I originally erred and advised that the BenQ W1500 came with one pair of glasses. Turns out, like many 3D capable projectors, none are included. The latest in 3D glasses for BenQ means that their new 3D active glasses are rechargeable, rather than using small button batteries.
More to the point, the 3D picture is clean. As is typical, single chip DLP projectors seem to have no native crosstalk issues of their own, so visible crosstalk when using the BenQ projector and glasses, if you see any at all, would be inherent to the content, rather than the projector's 3D processing, or latency of the panels/chips.
Weight wise, the new BenQ glasses are reasonably light, but hardly exceptionally so. They weigh in at just over 46 grams (about an ounce and 2/3rds).
Back to the 3D glasses for a moment: By comparison, Epson's classes (also rechargeable and RF), weigh just 37 grams, and Panasonic's about 3 grams lighter than the Epsons.

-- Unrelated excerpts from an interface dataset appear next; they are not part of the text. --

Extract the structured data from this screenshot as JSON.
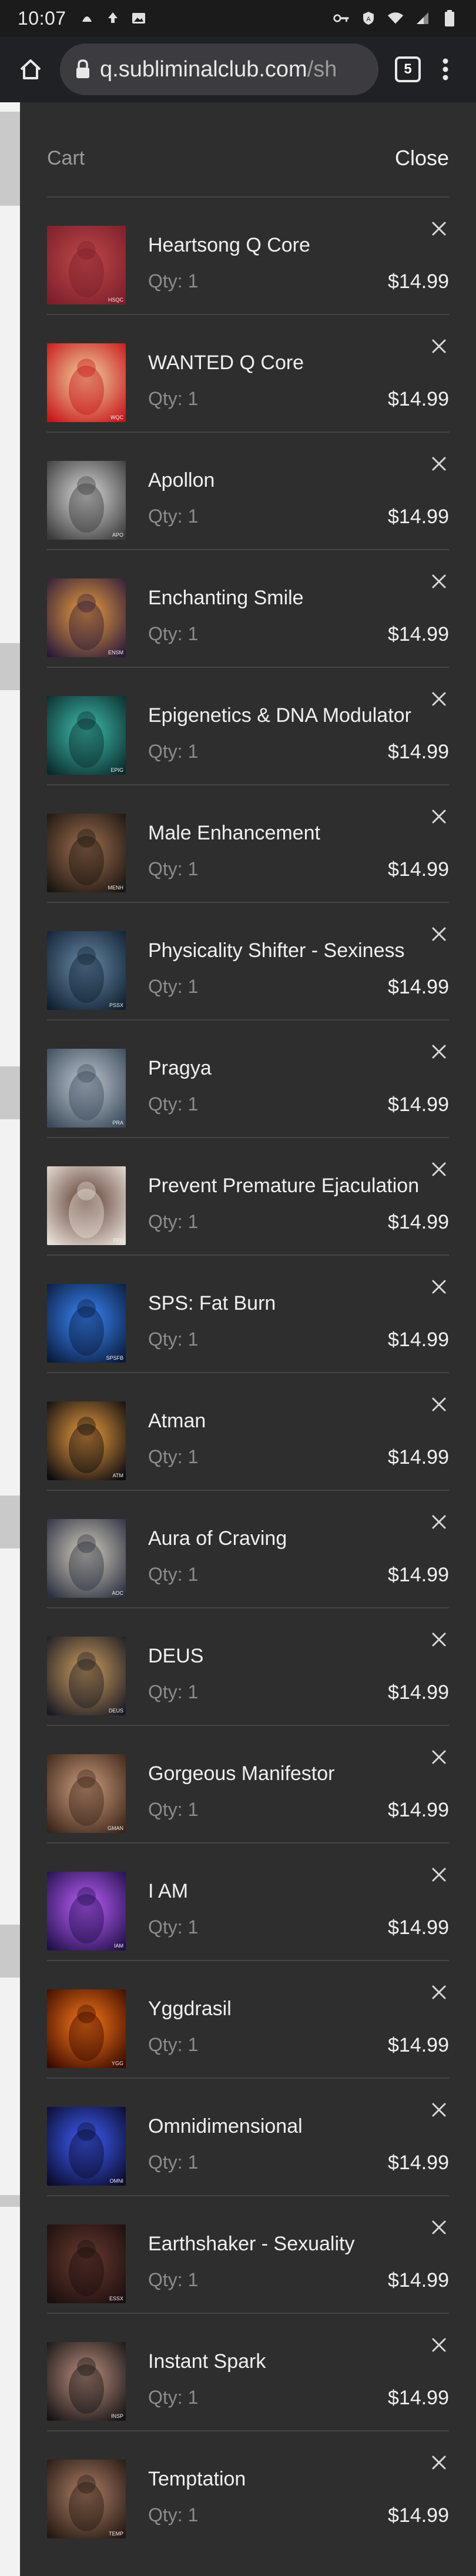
{
  "status_bar": {
    "time": "10:07",
    "left_icons": [
      "notification-icon",
      "upload-icon",
      "image-icon"
    ],
    "right_icons": [
      "vpn-key-icon",
      "data-saver-icon",
      "wifi-icon",
      "signal-icon",
      "battery-icon"
    ]
  },
  "browser": {
    "url_host": "q.subliminalclub.com",
    "url_rest": "/sh",
    "tab_count": "5"
  },
  "cart": {
    "title": "Cart",
    "close_label": "Close",
    "items": [
      {
        "name": "Heartsong Q Core",
        "qty": "Qty: 1",
        "price": "$14.99",
        "thumb_a": "#7a1e2a",
        "thumb_b": "#c04a4a",
        "tag": "HSQC"
      },
      {
        "name": "WANTED Q Core",
        "qty": "Qty: 1",
        "price": "$14.99",
        "thumb_a": "#c8141a",
        "thumb_b": "#f0d8a0",
        "tag": "WQC"
      },
      {
        "name": "Apollon",
        "qty": "Qty: 1",
        "price": "$14.99",
        "thumb_a": "#3a3a3a",
        "thumb_b": "#dcdcdc",
        "tag": "APO"
      },
      {
        "name": "Enchanting Smile",
        "qty": "Qty: 1",
        "price": "$14.99",
        "thumb_a": "#2a1a3a",
        "thumb_b": "#f0a040",
        "tag": "ENSM"
      },
      {
        "name": "Epigenetics & DNA Modulator",
        "qty": "Qty: 1",
        "price": "$14.99",
        "thumb_a": "#0a2a2a",
        "thumb_b": "#40c0b0",
        "tag": "EPIG"
      },
      {
        "name": "Male Enhancement",
        "qty": "Qty: 1",
        "price": "$14.99",
        "thumb_a": "#1a1410",
        "thumb_b": "#a07050",
        "tag": "MENH"
      },
      {
        "name": "Physicality Shifter - Sexiness",
        "qty": "Qty: 1",
        "price": "$14.99",
        "thumb_a": "#0e2030",
        "thumb_b": "#6a8aa8",
        "tag": "PSSX"
      },
      {
        "name": "Pragya",
        "qty": "Qty: 1",
        "price": "$14.99",
        "thumb_a": "#3a4a5a",
        "thumb_b": "#c0c8d0",
        "tag": "PRA"
      },
      {
        "name": "Prevent Premature Ejaculation",
        "qty": "Qty: 1",
        "price": "$14.99",
        "thumb_a": "#e8e0d8",
        "thumb_b": "#5a3a30",
        "tag": "PPE"
      },
      {
        "name": "SPS: Fat Burn",
        "qty": "Qty: 1",
        "price": "$14.99",
        "thumb_a": "#0a1a3a",
        "thumb_b": "#3a8aff",
        "tag": "SPSFB"
      },
      {
        "name": "Atman",
        "qty": "Qty: 1",
        "price": "$14.99",
        "thumb_a": "#0a0a10",
        "thumb_b": "#f0a040",
        "tag": "ATM"
      },
      {
        "name": "Aura of Craving",
        "qty": "Qty: 1",
        "price": "$14.99",
        "thumb_a": "#2a3040",
        "thumb_b": "#d8d0c0",
        "tag": "AOC"
      },
      {
        "name": "DEUS",
        "qty": "Qty: 1",
        "price": "$14.99",
        "thumb_a": "#1a1a24",
        "thumb_b": "#d0a060",
        "tag": "DEUS"
      },
      {
        "name": "Gorgeous Manifestor",
        "qty": "Qty: 1",
        "price": "$14.99",
        "thumb_a": "#3a2418",
        "thumb_b": "#d0a080",
        "tag": "GMAN"
      },
      {
        "name": "I AM",
        "qty": "Qty: 1",
        "price": "$14.99",
        "thumb_a": "#20104a",
        "thumb_b": "#c060ff",
        "tag": "IAM"
      },
      {
        "name": "Yggdrasil",
        "qty": "Qty: 1",
        "price": "$14.99",
        "thumb_a": "#3a0a00",
        "thumb_b": "#ff7a1a",
        "tag": "YGG"
      },
      {
        "name": "Omnidimensional",
        "qty": "Qty: 1",
        "price": "$14.99",
        "thumb_a": "#0a0a2a",
        "thumb_b": "#4060ff",
        "tag": "OMNI"
      },
      {
        "name": "Earthshaker - Sexuality",
        "qty": "Qty: 1",
        "price": "$14.99",
        "thumb_a": "#1a0e0e",
        "thumb_b": "#6a3a30",
        "tag": "ESSX"
      },
      {
        "name": "Instant Spark",
        "qty": "Qty: 1",
        "price": "$14.99",
        "thumb_a": "#141414",
        "thumb_b": "#c09080",
        "tag": "INSP"
      },
      {
        "name": "Temptation",
        "qty": "Qty: 1",
        "price": "$14.99",
        "thumb_a": "#241812",
        "thumb_b": "#b08068",
        "tag": "TEMP"
      }
    ]
  }
}
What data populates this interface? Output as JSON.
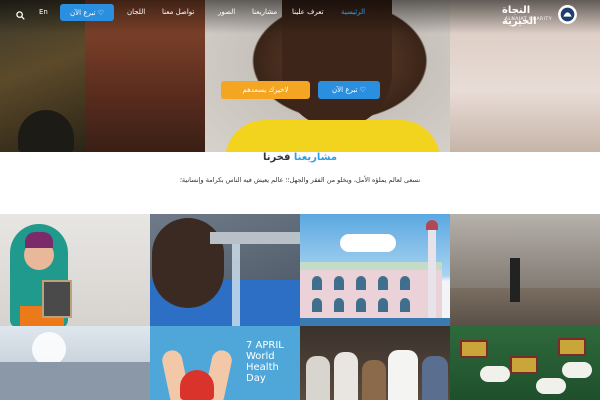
{
  "header": {
    "logo": {
      "name_ar": "النجاة الخيرية",
      "name_en": "ALNAJAT CHARITY"
    },
    "nav": [
      {
        "label": "الرئيسية",
        "active": true
      },
      {
        "label": "تعرف علينا",
        "active": false
      },
      {
        "label": "مشاريعنا",
        "active": false
      },
      {
        "label": "الصور",
        "active": false
      },
      {
        "label": "تواصل معنا",
        "active": false
      },
      {
        "label": "اللجان",
        "active": false
      }
    ],
    "donate_label": "تبرع الآن ♡",
    "language_label": "En",
    "search_icon": "search-icon"
  },
  "hero": {
    "donate_button_label": "تبرع الآن ♡",
    "good_button_label": "لاخيرك يسعدهم"
  },
  "section": {
    "title_blue": "مشاريعنا",
    "title_dark": " فخرنا",
    "subtitle": "نسعى لعالم يملؤه الأمل، ويخلو من الفقر والجهل؛؛ عالم يعيش فيه الناس بكرامة وإنسانية؛"
  },
  "gallery": {
    "tile6_text": {
      "line1": "7 APRIL",
      "line2": "World",
      "line3": "Health",
      "line4": "Day"
    }
  },
  "colors": {
    "accent_blue": "#2b8fe0",
    "accent_orange": "#f4a522",
    "title_dark": "#2c3340"
  }
}
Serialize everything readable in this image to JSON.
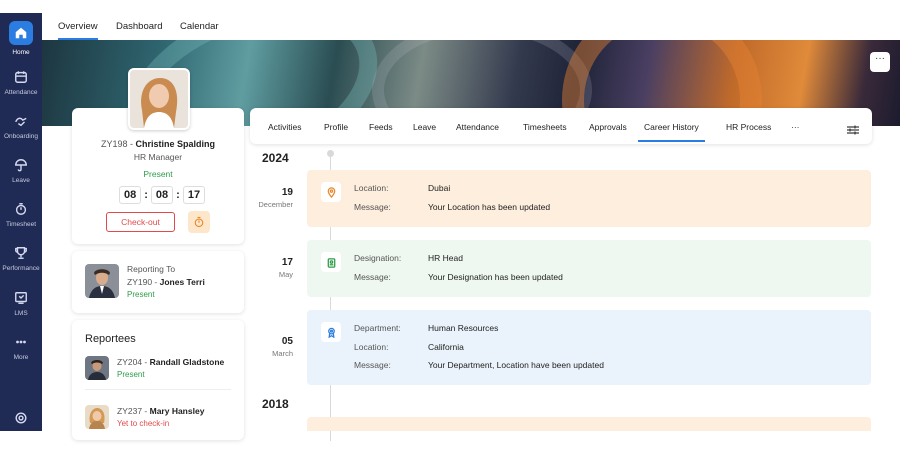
{
  "sidebar": {
    "items": [
      {
        "label": "Home",
        "icon": "home-icon"
      },
      {
        "label": "Attendance",
        "icon": "calendar-icon"
      },
      {
        "label": "Onboarding",
        "icon": "onboarding-icon"
      },
      {
        "label": "Leave",
        "icon": "umbrella-icon"
      },
      {
        "label": "Timesheet",
        "icon": "timer-icon"
      },
      {
        "label": "Performance",
        "icon": "trophy-icon"
      },
      {
        "label": "LMS",
        "icon": "lms-icon"
      },
      {
        "label": "More",
        "icon": "more-icon"
      }
    ],
    "bottom_icon": "support-icon"
  },
  "top_tabs": [
    "Overview",
    "Dashboard",
    "Calendar"
  ],
  "banner": {
    "more_label": "···"
  },
  "profile": {
    "id": "ZY198 - ",
    "name": "Christine Spalding",
    "role": "HR Manager",
    "status": "Present",
    "timer": {
      "h": "08",
      "m": "08",
      "s": "17",
      "sep": ":"
    },
    "checkout_label": "Check-out"
  },
  "reporting": {
    "label": "Reporting To",
    "id": "ZY190 - ",
    "name": "Jones Terri",
    "status": "Present"
  },
  "reportees": {
    "title": "Reportees",
    "items": [
      {
        "id": "ZY204 - ",
        "name": "Randall Gladstone",
        "status": "Present",
        "status_color": "#2e9b48"
      },
      {
        "id": "ZY237 - ",
        "name": "Mary Hansley",
        "status": "Yet to check-in",
        "status_color": "#e04a4a"
      }
    ]
  },
  "subtabs": [
    "Activities",
    "Profile",
    "Feeds",
    "Leave",
    "Attendance",
    "Timesheets",
    "Approvals",
    "Career History",
    "HR Process",
    "···"
  ],
  "timeline": {
    "years": [
      "2024",
      "2018"
    ],
    "entries": [
      {
        "day": "19",
        "month": "December",
        "color": "#fdeedd",
        "icon": "location-pin-icon",
        "rows": [
          {
            "k": "Location:",
            "v": "Dubai"
          },
          {
            "k": "Message:",
            "v": "Your Location has been updated"
          }
        ]
      },
      {
        "day": "17",
        "month": "May",
        "color": "#eef8f0",
        "icon": "badge-icon",
        "rows": [
          {
            "k": "Designation:",
            "v": "HR Head"
          },
          {
            "k": "Message:",
            "v": "Your Designation has been updated"
          }
        ]
      },
      {
        "day": "05",
        "month": "March",
        "color": "#eaf3fb",
        "icon": "department-icon",
        "rows": [
          {
            "k": "Department:",
            "v": "Human Resources"
          },
          {
            "k": "Location:",
            "v": "California"
          },
          {
            "k": "Message:",
            "v": "Your Department, Location have been updated"
          }
        ]
      }
    ]
  }
}
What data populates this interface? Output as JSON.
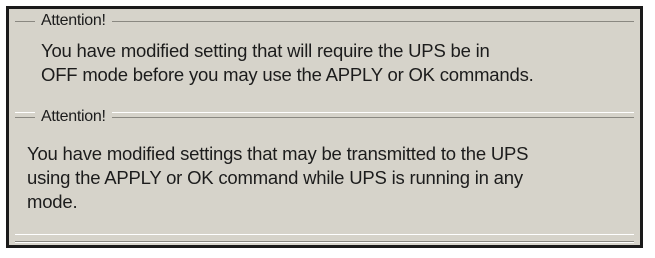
{
  "notices": [
    {
      "legend": "Attention!",
      "message": "You have modified setting that will require the UPS be in\nOFF mode before you may use the APPLY or OK commands."
    },
    {
      "legend": "Attention!",
      "message": "You have modified settings that may be transmitted to the UPS\nusing the APPLY or OK command while UPS is running in any\nmode."
    }
  ]
}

Our lightweight champs, Samsung's battery powered (but not rechargeable) RF glasses, weigh just 23 grams - exactly half of the BenQ's. Those Samsungs are compatible with Epson and Sony projectors. Comfort is OK not great on the BenQs, at least for those with a large head like mine. Note that I wear them over the top of my regular glasses. (My glasses, BTW weigh in at just over 22 grams!)
3D looks great, overall. The W1500 being rather bright, I find that at 100" diagonal, The Hobbit, and other 3D content looks reasonably bright hitting a 100" 1.3 gain screen. At my full 124" diagonal, the W1500 is still pretty good, but running out of brightness. I have watched The Hobbit all the way through at 124" and I would say that the Epson Pro Cinema 4030, with it's glasses setting on medium, is just a little brighter than this BenQ. Ultimately, I think about the only competing projectors in 3D, to the W1500, that you would consider brighter, would all be 3LCD projectors. (OK, if you are going really low end - sub $1000 you can find brighter DLP projectors, but they aren't a quality match for this BenQ.